From there we passed through Pella, the ancient capital of Macedonia, with some very well-preserved mosaics, and continued on to the ruins of Ancient Dion, at the foot of Mt. Olympus. This is where Alexander the Great stopped to sacrifice to the gods before setting out on his conquest of the known world, and there are ruins of several temples and theatres to be explored, plus an entire city, including a sewer system and public baths with a quite technologically-advanced heating system. It's quite amazing how much the ancient Greeks knew how to do, and how much we had to learn all over again after their civilization was destroyed.

From here we headed south to the Peloponnese, with a brief stay in pretty (but uber-touristy) Nafplio. We stayed in the house of a very funny American-loving Greek guy who quizzed D. on the capitals of about half of the states of the US before we managed to get out of there. Mainly we were in the area to see the ruins of Mycenae, a fortress that was the ancient capital of a major city-state of the same name. Most impressive were some architectural innovations that can still be seen in the remains of the building. We took a bit of a detour up into the hills of the surrounding countryside near Nemea, some of the best wine country in Greece, and visited a winery, where we happened to get lucky and get a tour and a tasting only by happy coincidence. We stopped by the Corinth Canal on the way back, and ended our tour of Greece in Athens.

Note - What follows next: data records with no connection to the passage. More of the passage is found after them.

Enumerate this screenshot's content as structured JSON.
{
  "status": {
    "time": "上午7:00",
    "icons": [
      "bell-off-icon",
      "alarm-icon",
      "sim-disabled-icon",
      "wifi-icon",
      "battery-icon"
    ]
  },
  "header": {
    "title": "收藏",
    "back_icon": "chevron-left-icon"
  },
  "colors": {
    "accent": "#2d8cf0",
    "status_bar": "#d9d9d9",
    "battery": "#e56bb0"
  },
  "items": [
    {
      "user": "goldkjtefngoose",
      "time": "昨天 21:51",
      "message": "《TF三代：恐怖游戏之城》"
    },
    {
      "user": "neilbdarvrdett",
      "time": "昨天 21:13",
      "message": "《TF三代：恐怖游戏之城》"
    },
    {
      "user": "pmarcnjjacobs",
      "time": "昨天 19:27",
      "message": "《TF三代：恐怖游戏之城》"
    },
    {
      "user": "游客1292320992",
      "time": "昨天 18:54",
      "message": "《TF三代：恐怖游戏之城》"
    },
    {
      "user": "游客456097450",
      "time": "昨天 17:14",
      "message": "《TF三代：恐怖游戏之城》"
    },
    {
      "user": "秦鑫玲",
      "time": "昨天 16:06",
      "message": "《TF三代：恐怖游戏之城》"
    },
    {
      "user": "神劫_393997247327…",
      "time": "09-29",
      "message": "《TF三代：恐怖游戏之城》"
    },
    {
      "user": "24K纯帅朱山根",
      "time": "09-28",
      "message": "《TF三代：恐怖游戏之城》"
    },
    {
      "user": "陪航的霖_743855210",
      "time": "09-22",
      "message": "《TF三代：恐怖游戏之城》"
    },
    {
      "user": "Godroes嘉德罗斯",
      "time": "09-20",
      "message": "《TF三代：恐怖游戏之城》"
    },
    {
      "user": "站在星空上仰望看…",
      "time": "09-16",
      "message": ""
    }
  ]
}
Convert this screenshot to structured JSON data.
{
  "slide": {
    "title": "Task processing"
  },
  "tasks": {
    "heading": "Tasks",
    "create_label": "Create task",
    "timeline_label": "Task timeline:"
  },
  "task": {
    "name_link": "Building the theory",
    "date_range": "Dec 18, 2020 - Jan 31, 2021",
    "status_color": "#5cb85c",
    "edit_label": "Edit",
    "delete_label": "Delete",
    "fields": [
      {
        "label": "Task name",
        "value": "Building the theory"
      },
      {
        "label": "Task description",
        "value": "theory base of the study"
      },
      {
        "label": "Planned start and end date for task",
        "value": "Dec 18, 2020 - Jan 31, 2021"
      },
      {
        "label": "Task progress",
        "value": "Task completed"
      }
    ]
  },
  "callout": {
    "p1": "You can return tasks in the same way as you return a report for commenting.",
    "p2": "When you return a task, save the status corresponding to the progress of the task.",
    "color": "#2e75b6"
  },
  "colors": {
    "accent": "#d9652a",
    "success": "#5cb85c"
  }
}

We ended up there on Easter Sunday, which meant everything was closed. So we took a trip down the coast to the Temple of Poseidon at Cape Sounion, which was also closed. However, the sunset behind the temple was still gorgeous, a sight that apparently enthralled Byron when he came to visit many years ago. Our last day in Athens was spent seeing what else but the Acropolis and ancient Agora, a sight that really requires no explanation. Quite an amazing thing to see in person - it's even bigger and more impressive than I imagined it to be.

Well, I've gone on, as usual, so I doubt many people have made it this far. But anyway, the point is that we loved Greece and would love to go back and spend a lot more time there. The north, despite our fellow traveller's skepticism, turned out to be our favorite part of Greece. Getting off the beaten path really was as rewarding as we had hoped.

Next weekend we're heading to Italy for a four day break. Planning to visit Parma (parmigiano cheese), Modena (balsamic vinegar... and Ferraris for D.), and the Cinque Terre (hiking). I'm brushing up on my Italian, but it probably wont be too necessary. Gotta love those European low-cost airlines. There are definitely some perks to living over here!

No comments:

Adventure map for 2009...